We stuck around in that park for about two hours, lounging back on the soft grass beneath the swaying oaks, and watching Hambones amuse himself on the gravity-defying, 1950s safety standard play equipment. After a while we also came to take a little interest in the other park users, and to notice certain behaviours and circumstances that bound them.
Firstly, over the course of an hour, a gathering of young teens swelled from three to about twelve, comprising tough, fit, young white boys in low-slung daks, and similarly-conditioned girls in cut-off denim shorts and crop tops. They would move from one set of play equipment to the next, flirting and laughing together, almost touching and then breaking away again. They seemed intimately familiar with each other and ... well, bored.
From time to time, one would call out to similarly-aged citizens walking along the park's periphery, or through the middle on the immaculately curated paths as they pushed prams containing wee, crying babies.
The original group continued to wander from the swings, to the slide, laughing and flirting and occasionally splitting off in couples to hold hushed conversations beside the thick oaks, before outing a shrill laugh and re-joining their friends.

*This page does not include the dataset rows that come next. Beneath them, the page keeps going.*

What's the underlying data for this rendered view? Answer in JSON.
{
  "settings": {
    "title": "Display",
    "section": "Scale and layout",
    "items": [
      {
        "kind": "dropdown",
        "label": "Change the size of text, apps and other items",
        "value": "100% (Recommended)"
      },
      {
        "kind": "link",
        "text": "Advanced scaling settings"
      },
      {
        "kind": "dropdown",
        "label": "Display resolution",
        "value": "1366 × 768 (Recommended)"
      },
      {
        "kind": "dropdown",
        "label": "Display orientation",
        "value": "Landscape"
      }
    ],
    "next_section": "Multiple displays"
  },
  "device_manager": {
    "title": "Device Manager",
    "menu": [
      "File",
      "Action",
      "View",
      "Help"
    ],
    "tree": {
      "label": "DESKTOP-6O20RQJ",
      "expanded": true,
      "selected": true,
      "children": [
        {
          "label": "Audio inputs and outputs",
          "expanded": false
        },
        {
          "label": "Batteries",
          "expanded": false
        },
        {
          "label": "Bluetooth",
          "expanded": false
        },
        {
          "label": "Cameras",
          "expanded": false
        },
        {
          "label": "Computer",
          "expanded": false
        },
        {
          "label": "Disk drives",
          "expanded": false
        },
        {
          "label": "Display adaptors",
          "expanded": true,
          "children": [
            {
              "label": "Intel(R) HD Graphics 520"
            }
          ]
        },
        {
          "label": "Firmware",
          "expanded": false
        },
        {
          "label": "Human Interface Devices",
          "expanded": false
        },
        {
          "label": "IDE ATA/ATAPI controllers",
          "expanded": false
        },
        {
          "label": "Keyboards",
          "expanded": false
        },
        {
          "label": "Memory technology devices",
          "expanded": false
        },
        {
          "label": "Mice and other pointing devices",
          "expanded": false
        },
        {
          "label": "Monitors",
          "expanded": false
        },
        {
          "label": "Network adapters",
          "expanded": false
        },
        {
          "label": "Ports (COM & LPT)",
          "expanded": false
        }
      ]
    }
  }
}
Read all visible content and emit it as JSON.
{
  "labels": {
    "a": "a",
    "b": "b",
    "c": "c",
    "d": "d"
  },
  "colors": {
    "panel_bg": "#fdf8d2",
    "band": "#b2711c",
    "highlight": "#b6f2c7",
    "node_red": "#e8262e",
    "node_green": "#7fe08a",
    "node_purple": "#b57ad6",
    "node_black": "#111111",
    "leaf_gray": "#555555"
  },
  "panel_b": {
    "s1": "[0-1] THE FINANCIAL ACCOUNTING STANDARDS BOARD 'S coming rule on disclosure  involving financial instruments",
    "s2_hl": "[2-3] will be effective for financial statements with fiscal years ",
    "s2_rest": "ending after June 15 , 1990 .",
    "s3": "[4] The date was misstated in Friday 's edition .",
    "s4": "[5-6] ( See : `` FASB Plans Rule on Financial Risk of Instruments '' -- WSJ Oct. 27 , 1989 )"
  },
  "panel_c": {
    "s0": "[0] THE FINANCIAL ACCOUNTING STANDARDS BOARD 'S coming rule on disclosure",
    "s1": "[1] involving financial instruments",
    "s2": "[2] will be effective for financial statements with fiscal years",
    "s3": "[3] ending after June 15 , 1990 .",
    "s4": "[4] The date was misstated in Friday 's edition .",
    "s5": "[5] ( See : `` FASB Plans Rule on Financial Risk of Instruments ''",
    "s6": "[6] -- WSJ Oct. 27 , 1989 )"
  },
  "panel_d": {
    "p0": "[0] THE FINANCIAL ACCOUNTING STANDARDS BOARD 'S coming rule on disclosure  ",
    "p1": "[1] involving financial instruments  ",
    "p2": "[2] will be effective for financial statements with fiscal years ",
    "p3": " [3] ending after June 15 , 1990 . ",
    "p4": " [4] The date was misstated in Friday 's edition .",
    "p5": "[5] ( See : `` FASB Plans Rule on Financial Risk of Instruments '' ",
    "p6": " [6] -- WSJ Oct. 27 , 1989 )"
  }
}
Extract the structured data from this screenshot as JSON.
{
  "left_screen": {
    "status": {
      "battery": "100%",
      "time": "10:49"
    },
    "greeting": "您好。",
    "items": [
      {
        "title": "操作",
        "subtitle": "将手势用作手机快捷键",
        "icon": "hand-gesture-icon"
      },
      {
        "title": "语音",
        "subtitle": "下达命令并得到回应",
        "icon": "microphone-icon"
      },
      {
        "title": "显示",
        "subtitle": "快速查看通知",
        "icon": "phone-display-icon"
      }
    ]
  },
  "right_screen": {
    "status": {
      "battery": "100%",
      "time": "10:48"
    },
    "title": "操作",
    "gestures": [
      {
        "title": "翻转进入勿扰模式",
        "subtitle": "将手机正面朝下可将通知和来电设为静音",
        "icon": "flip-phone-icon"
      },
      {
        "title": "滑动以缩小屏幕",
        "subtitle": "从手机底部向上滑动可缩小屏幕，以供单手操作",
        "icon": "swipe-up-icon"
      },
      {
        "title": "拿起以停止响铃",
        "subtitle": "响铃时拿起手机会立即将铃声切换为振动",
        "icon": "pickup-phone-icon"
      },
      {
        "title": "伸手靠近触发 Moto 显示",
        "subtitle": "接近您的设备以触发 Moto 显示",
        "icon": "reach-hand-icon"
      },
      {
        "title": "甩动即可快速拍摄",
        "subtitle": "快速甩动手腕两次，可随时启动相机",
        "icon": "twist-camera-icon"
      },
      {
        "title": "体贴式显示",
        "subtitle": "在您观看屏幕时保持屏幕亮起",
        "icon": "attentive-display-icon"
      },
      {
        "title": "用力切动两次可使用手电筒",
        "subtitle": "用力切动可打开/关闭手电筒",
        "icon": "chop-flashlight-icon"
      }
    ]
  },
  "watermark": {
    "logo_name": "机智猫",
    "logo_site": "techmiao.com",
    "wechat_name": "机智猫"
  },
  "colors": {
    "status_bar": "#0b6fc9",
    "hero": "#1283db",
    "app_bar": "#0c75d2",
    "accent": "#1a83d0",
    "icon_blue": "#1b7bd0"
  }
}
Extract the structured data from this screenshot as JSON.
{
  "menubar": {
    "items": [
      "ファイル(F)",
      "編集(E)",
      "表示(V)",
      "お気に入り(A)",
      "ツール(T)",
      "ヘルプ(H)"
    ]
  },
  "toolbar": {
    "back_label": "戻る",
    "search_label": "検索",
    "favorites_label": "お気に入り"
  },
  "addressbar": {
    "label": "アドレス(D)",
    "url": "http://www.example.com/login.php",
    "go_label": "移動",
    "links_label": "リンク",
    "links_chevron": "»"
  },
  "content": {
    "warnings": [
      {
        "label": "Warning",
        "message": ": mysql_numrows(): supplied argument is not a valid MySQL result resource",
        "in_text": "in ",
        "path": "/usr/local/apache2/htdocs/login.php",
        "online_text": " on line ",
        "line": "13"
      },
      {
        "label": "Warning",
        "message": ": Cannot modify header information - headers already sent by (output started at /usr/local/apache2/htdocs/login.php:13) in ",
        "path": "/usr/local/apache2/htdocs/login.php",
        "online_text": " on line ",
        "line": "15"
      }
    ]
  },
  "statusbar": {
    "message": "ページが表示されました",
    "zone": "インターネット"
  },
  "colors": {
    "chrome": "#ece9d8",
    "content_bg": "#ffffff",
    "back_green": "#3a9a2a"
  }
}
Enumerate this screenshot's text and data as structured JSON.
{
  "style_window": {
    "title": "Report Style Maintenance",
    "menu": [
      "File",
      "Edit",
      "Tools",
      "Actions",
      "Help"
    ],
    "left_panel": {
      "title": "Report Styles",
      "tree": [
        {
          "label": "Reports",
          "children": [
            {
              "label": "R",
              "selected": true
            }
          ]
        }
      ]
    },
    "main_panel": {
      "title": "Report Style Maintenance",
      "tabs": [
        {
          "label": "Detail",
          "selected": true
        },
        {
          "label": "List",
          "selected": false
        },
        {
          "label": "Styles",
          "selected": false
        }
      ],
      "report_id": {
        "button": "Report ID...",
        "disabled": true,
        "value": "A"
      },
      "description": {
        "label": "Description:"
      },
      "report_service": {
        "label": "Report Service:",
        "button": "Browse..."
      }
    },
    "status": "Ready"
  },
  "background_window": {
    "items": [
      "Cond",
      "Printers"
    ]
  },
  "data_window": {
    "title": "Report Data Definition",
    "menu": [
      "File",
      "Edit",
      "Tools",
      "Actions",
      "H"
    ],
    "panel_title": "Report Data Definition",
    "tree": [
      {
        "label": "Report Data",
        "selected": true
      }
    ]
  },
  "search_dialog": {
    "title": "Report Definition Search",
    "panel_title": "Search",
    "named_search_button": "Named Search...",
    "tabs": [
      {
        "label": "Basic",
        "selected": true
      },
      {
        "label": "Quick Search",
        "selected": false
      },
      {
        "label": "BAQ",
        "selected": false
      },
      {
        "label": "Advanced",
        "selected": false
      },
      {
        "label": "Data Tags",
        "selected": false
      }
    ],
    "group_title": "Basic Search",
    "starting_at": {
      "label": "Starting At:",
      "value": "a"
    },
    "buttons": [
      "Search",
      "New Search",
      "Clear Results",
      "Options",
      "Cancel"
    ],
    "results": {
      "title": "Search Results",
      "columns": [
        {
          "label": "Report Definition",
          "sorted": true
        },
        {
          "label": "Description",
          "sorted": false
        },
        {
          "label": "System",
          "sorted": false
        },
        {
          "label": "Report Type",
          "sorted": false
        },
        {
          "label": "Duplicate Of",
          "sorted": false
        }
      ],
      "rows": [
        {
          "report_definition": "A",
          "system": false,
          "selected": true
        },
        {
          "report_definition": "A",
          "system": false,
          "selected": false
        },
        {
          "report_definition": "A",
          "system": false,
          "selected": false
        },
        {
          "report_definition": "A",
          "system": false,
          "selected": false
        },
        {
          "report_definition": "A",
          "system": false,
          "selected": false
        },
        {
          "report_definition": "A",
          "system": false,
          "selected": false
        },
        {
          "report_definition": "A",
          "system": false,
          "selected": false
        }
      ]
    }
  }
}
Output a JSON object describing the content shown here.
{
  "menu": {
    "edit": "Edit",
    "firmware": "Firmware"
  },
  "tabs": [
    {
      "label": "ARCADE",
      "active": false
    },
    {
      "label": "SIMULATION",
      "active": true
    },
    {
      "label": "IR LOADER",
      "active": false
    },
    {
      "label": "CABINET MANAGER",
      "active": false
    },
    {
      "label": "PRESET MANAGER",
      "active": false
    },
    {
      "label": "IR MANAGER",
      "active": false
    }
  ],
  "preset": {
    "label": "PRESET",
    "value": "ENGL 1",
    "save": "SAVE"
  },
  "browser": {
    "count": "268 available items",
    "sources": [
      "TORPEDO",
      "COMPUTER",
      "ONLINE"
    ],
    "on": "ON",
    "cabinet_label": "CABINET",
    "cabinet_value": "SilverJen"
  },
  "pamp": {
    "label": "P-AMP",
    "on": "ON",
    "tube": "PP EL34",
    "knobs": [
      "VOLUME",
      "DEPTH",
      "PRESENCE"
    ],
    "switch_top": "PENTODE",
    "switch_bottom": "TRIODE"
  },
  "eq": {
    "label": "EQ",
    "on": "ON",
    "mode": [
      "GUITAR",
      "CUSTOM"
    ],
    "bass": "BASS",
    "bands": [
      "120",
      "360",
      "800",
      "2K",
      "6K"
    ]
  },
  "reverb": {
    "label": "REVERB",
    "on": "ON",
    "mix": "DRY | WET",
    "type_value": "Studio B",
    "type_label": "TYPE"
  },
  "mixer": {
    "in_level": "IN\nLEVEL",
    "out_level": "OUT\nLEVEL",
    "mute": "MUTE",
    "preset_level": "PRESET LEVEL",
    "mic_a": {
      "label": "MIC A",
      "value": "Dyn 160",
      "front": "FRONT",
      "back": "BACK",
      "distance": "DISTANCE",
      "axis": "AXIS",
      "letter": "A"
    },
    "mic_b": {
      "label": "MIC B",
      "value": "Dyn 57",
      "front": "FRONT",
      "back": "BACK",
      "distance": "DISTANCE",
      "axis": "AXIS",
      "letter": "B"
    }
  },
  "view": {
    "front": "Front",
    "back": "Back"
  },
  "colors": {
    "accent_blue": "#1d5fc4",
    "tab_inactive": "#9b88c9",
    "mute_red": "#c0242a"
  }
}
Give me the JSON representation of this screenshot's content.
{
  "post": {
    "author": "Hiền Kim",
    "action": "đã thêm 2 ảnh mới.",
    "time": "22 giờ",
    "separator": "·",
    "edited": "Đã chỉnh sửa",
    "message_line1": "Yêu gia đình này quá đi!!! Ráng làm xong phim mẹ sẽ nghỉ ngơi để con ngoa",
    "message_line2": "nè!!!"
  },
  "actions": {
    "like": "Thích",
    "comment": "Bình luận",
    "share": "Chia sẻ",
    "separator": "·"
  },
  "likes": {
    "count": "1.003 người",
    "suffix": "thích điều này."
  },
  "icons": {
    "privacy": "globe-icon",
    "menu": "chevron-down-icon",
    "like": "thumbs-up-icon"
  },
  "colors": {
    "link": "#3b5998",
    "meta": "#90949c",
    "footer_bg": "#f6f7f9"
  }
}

As we packed-up and headed-off to join potty-mouth Frank in Napier, I reflected that despite the lush surroundings of Woodville, like so many small towns the world over, there was very little to occupy young people such to prevent the kind of boredom which can rapidly slide into circumstances which may ultimately anchor them in the very place which offers them so little stimulation. I had no doubt those swinging teens (no pun intended) would soon be joining their park-traversing compatriots during infant-sleep-inducing perambulations.
Fine green grass might keep the mid-week golfing ladies busy, but for the youth of Woodville, it's not quite enough to steer 'em clear of the rough. Pic: http://www.hickerphoto.com/putting-green-shot-oliva-nova-golf-course-valencia-12635-pictures.htm